Which lines of the data contain the string "emoji"? Copy every one.

Data for this task:
-- Opening Marker --

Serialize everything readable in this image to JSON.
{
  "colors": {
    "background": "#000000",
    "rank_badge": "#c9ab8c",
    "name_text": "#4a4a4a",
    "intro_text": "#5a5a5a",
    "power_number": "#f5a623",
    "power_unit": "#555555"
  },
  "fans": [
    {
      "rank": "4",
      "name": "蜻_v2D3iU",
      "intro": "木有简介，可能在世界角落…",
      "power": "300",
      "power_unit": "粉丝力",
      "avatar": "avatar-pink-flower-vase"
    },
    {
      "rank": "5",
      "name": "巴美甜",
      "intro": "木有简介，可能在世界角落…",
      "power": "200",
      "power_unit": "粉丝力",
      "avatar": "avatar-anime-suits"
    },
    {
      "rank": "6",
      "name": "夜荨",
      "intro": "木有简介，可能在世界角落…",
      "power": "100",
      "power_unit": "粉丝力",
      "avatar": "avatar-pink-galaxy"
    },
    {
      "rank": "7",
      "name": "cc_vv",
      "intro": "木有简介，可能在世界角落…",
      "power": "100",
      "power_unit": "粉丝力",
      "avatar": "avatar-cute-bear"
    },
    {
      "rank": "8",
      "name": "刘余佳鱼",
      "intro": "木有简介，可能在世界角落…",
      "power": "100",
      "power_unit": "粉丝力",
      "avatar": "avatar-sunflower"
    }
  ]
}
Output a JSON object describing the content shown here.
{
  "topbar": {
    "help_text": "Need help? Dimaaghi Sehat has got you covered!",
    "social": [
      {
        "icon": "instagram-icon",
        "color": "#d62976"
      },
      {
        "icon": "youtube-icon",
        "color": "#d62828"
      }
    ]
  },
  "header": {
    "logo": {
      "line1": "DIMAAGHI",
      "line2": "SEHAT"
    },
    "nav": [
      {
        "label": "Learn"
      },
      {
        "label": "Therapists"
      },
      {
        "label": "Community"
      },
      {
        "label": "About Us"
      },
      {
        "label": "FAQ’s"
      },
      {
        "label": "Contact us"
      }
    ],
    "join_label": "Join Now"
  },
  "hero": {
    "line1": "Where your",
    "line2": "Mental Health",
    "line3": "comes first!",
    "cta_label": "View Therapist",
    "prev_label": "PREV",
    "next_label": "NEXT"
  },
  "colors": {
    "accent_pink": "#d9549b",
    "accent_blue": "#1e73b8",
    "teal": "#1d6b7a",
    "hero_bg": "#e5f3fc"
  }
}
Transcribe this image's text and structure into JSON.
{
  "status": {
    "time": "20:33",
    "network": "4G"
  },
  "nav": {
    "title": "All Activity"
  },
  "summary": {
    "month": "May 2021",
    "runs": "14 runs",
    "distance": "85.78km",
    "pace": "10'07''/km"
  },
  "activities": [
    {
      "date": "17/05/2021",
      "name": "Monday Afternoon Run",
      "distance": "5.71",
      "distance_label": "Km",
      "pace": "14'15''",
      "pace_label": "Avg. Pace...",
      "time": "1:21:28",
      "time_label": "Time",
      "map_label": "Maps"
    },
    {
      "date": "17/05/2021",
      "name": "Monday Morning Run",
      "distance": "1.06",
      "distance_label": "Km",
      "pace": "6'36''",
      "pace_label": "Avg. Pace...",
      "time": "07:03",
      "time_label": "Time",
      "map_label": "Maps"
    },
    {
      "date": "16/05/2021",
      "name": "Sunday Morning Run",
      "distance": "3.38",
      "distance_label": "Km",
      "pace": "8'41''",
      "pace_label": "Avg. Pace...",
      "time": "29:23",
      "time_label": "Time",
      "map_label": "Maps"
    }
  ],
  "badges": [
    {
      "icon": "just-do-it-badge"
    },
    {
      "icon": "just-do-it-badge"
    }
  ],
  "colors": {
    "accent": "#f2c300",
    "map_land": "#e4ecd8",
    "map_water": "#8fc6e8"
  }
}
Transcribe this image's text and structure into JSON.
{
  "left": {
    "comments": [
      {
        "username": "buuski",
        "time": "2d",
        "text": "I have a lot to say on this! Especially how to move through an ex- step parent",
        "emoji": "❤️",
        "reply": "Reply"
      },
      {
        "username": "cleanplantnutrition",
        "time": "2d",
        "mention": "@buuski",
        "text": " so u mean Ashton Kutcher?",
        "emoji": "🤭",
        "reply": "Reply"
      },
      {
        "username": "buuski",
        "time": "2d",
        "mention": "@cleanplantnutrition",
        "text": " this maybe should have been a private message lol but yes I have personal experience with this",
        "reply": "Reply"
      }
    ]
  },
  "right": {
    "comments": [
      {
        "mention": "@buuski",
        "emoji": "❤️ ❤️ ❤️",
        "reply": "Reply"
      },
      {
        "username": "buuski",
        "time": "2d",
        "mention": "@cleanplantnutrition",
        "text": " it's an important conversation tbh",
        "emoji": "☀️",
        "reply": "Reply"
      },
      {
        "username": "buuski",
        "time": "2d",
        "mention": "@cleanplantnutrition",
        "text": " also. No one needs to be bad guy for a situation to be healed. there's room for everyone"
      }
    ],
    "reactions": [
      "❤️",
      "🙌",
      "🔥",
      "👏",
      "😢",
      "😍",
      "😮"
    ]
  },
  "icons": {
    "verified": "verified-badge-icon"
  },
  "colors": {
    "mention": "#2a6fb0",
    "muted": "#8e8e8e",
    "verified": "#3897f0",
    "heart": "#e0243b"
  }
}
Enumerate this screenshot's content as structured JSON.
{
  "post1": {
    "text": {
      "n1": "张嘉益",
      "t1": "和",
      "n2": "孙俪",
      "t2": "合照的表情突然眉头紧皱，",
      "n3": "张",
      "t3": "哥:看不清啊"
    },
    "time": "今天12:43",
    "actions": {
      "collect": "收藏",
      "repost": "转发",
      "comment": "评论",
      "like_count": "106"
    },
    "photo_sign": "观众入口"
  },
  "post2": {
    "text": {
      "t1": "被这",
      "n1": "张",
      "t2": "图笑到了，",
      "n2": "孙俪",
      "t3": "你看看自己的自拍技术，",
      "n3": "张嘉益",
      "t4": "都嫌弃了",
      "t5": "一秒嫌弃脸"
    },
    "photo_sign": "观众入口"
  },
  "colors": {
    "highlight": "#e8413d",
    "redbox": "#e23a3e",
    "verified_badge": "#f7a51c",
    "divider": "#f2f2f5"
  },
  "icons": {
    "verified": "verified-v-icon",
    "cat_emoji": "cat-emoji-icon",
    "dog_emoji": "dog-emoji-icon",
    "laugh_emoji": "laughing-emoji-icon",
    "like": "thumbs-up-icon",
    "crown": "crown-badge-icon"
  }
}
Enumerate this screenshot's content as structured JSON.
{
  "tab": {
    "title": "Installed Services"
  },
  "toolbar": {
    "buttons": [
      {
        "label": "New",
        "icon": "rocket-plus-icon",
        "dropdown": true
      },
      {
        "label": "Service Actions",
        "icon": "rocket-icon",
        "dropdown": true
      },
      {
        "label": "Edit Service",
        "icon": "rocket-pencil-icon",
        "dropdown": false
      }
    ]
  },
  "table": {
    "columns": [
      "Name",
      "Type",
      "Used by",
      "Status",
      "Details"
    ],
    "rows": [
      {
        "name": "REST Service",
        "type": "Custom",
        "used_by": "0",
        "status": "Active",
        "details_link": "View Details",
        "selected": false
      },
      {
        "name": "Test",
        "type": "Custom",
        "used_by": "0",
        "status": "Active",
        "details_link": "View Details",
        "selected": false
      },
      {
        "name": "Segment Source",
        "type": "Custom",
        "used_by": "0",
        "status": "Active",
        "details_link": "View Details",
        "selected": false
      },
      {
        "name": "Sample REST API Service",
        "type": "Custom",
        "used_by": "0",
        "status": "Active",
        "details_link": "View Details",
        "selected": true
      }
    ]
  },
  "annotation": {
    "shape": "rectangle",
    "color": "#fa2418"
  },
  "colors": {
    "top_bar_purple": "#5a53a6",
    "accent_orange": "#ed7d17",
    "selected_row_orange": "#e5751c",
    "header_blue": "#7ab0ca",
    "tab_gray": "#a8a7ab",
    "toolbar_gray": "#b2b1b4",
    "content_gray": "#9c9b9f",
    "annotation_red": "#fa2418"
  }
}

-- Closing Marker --

Written answer:
        "emoji": "❤️",
        "emoji": "🤭",
        "emoji": "❤️ ❤️ ❤️",
        "emoji": "☀️",
    "cat_emoji": "cat-emoji-icon",
    "dog_emoji": "dog-emoji-icon",
    "laugh_emoji": "laughing-emoji-icon",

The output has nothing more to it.